Daytona Beach has several impressive commercial developments in the works that have the power to transform the local economy unlike anything it has seen in generations. But until the city eradicates the blight that has plagued the beachside area the effect will be like serving a roasted Thanksgiving turkey with Cheetos and Fritos.
Thankfully, one of the potential obstacles to finding a solution — political turf-guarding — appears to have been removed.
That’s the biggest takeaway from a recent report issued by the Halifax Area Civic League, a group of 110 community leaders whose backgrounds range from local government and development to tourism and the legal profession.
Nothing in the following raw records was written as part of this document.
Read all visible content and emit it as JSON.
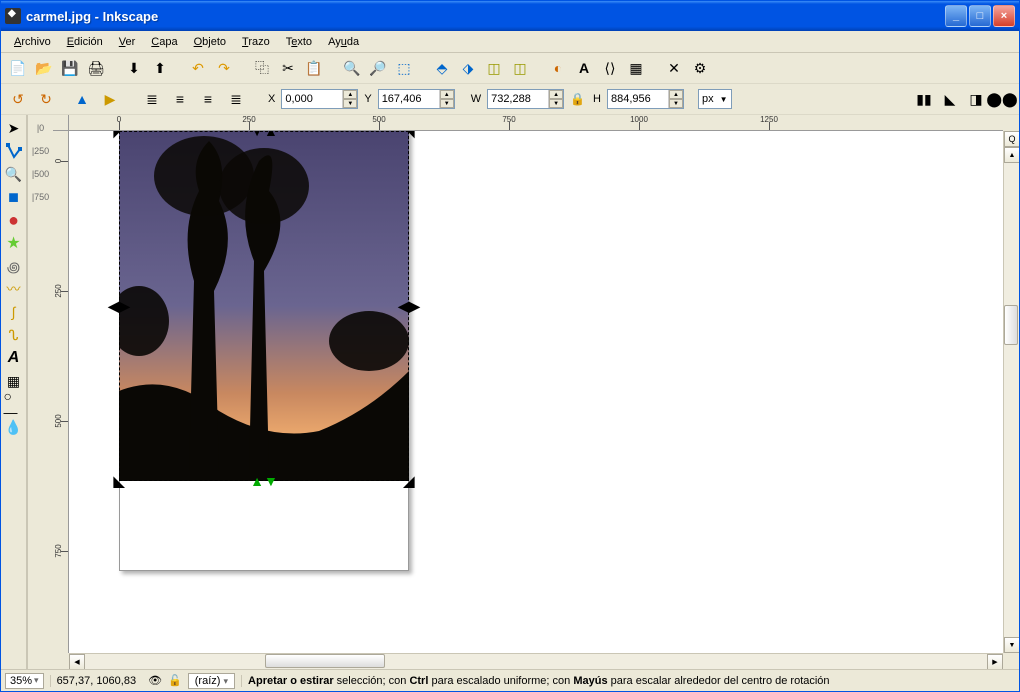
{
  "title": "carmel.jpg - Inkscape",
  "menus": [
    "Archivo",
    "Edición",
    "Ver",
    "Capa",
    "Objeto",
    "Trazo",
    "Texto",
    "Ayuda"
  ],
  "coords": {
    "x_label": "X",
    "x": "0,000",
    "y_label": "Y",
    "y": "167,406",
    "w_label": "W",
    "w": "732,288",
    "h_label": "H",
    "h": "884,956",
    "unit": "px"
  },
  "ruler_h": [
    0,
    250,
    500,
    750,
    1000,
    1250
  ],
  "ruler_v": [
    0,
    250,
    500,
    750
  ],
  "status": {
    "zoom": "35%",
    "cursor": "657,37, 1060,83",
    "layer": "(raíz)",
    "message": "Apretar o estirar selección; con Ctrl para escalado uniforme; con Mayús para escalar alrededor del centro de rotación"
  },
  "tools": {
    "select": "▲",
    "node": "✎",
    "zoom": "🔍",
    "rect": "■",
    "circle": "●",
    "star": "★",
    "spiral": "◉",
    "freehand": "✐",
    "bezier": "∿",
    "calligraphy": "〰",
    "text": "A",
    "gradient": "▤",
    "dropper": "✎",
    "connector": "⟶"
  }
}
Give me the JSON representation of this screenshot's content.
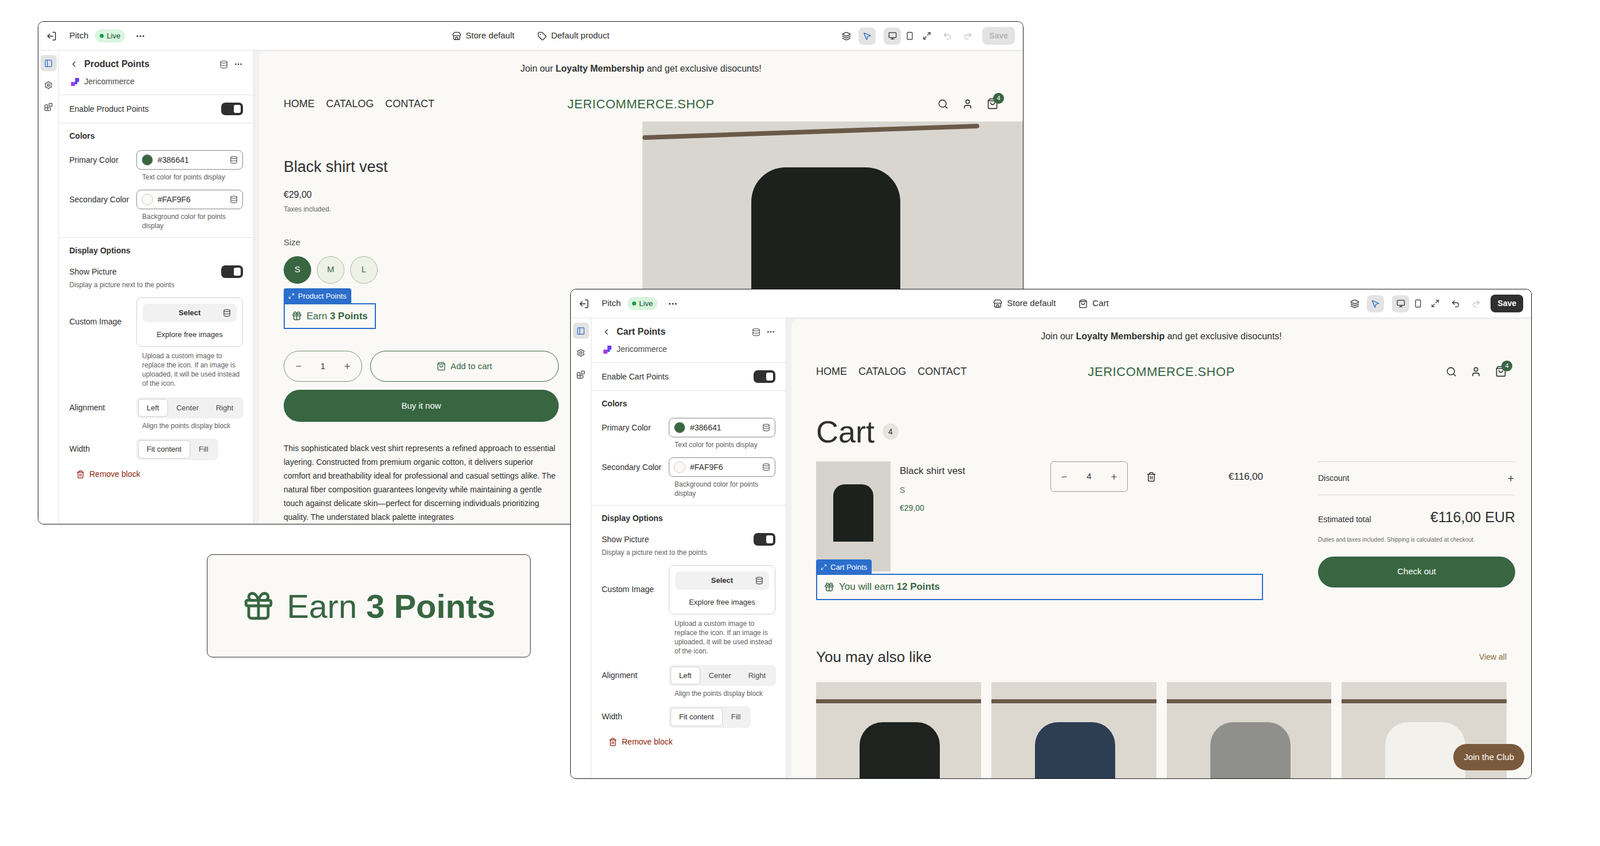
{
  "editors": [
    {
      "topbar": {
        "app": "Pitch",
        "status": "Live",
        "store": "Store default",
        "template": "Default product",
        "inspector_on": true,
        "devices": [
          {
            "selected": true
          },
          {
            "selected": false
          },
          {
            "selected": false
          }
        ],
        "undo_enabled": false,
        "redo_enabled": false,
        "save": {
          "label": "Save",
          "disabled": true
        }
      },
      "rail": [
        {
          "selected": true
        },
        {
          "selected": false
        },
        {
          "selected": false
        }
      ],
      "sidebar": {
        "title": "Product Points",
        "app": "Jericommerce",
        "enable": {
          "label": "Enable Product Points",
          "on": true
        },
        "colors_heading": "Colors",
        "colors": [
          {
            "label": "Primary Color",
            "value": "#386641",
            "help": "Text color for points display"
          },
          {
            "label": "Secondary Color",
            "value": "#FAF9F6",
            "help": "Background color for points display"
          }
        ],
        "display_heading": "Display Options",
        "show_picture": {
          "label": "Show Picture",
          "on": true,
          "help": "Display a picture next to the points"
        },
        "custom_image": {
          "label": "Custom Image",
          "button": "Select",
          "link": "Explore free images",
          "help": "Upload a custom image to replace the icon. If an image is uploaded, it will be used instead of the icon."
        },
        "alignment": {
          "label": "Alignment",
          "options": [
            {
              "label": "Left",
              "selected": true
            },
            {
              "label": "Center",
              "selected": false
            },
            {
              "label": "Right",
              "selected": false
            }
          ],
          "help": "Align the points display block"
        },
        "width": {
          "label": "Width",
          "options": [
            {
              "label": "Fit content",
              "selected": true
            },
            {
              "label": "Fill",
              "selected": false
            }
          ]
        },
        "remove": "Remove block"
      },
      "preview": {
        "kind": "product",
        "announcement": {
          "before": "Join our ",
          "bold": "Loyalty Membership",
          "after": " and get exclusive disocunts!"
        },
        "nav": [
          "HOME",
          "CATALOG",
          "CONTACT"
        ],
        "logo": "JERICOMMERCE.SHOP",
        "cart_count": "4",
        "title": "Black shirt vest",
        "price": "€29,00",
        "tax": "Taxes included.",
        "size_label": "Size",
        "sizes": [
          {
            "label": "S",
            "selected": true
          },
          {
            "label": "M",
            "selected": false
          },
          {
            "label": "L",
            "selected": false
          }
        ],
        "block_tag": "Product Points",
        "points": {
          "prefix": "Earn ",
          "value": "3 Points"
        },
        "quantity": "1",
        "add_to_cart": "Add to cart",
        "buy_now": "Buy it now",
        "description": "This sophisticated black vest shirt represents a refined approach to essential layering. Constructed from premium organic cotton, it delivers superior comfort and breathability ideal for professional and casual settings alike. The natural fiber composition guarantees longevity while maintaining a gentle touch against delicate skin—perfect for discerning individuals prioritizing quality. The understated black palette integrates"
      }
    },
    {
      "topbar": {
        "app": "Pitch",
        "status": "Live",
        "store": "Store default",
        "template": "Cart",
        "inspector_on": true,
        "devices": [
          {
            "selected": true
          },
          {
            "selected": false
          },
          {
            "selected": false
          }
        ],
        "undo_enabled": true,
        "redo_enabled": false,
        "save": {
          "label": "Save",
          "disabled": false
        }
      },
      "rail": [
        {
          "selected": true
        },
        {
          "selected": false
        },
        {
          "selected": false
        }
      ],
      "sidebar": {
        "title": "Cart Points",
        "app": "Jericommerce",
        "enable": {
          "label": "Enable Cart Points",
          "on": true
        },
        "colors_heading": "Colors",
        "colors": [
          {
            "label": "Primary Color",
            "value": "#386641",
            "help": "Text color for points display"
          },
          {
            "label": "Secondary Color",
            "value": "#FAF9F6",
            "help": "Background color for points display"
          }
        ],
        "display_heading": "Display Options",
        "show_picture": {
          "label": "Show Picture",
          "on": true,
          "help": "Display a picture next to the points"
        },
        "custom_image": {
          "label": "Custom Image",
          "button": "Select",
          "link": "Explore free images",
          "help": "Upload a custom image to replace the icon. If an image is uploaded, it will be used instead of the icon."
        },
        "alignment": {
          "label": "Alignment",
          "options": [
            {
              "label": "Left",
              "selected": true
            },
            {
              "label": "Center",
              "selected": false
            },
            {
              "label": "Right",
              "selected": false
            }
          ],
          "help": "Align the points display block"
        },
        "width": {
          "label": "Width",
          "options": [
            {
              "label": "Fit content",
              "selected": true
            },
            {
              "label": "Fill",
              "selected": false
            }
          ]
        },
        "remove": "Remove block"
      },
      "preview": {
        "kind": "cart",
        "announcement": {
          "before": "Join our ",
          "bold": "Loyalty Membership",
          "after": " and get exclusive disocunts!"
        },
        "nav": [
          "HOME",
          "CATALOG",
          "CONTACT"
        ],
        "logo": "JERICOMMERCE.SHOP",
        "cart_count": "4",
        "heading": "Cart",
        "count": "4",
        "item": {
          "name": "Black shirt vest",
          "variant": "S",
          "price": "€29,00",
          "quantity": "4",
          "total": "€116,00"
        },
        "block_tag": "Cart Points",
        "points": {
          "prefix": "You will earn ",
          "value": "12 Points"
        },
        "summary": {
          "discount": "Discount",
          "total_label": "Estimated total",
          "total": "€116,00 EUR",
          "note": "Duties and taxes included. Shipping is calculated at checkout.",
          "checkout": "Check out"
        },
        "related": {
          "heading": "You may also like",
          "link": "View all",
          "products": [
            {
              "color": "#1e2320"
            },
            {
              "color": "#2d3e52"
            },
            {
              "color": "#8f8f8c"
            },
            {
              "color": "#f3f1ec"
            }
          ]
        },
        "club": "Join the Club"
      }
    }
  ],
  "callout": {
    "prefix": "Earn ",
    "value": "3 Points"
  }
}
Earlier this year the Civic League formed a tourism issues committee to study the ongoing problem of blight along Atlantic Avenue and the International Speedway Boulevard corridor that detracts from the tourist experience and discourages visitors from returning.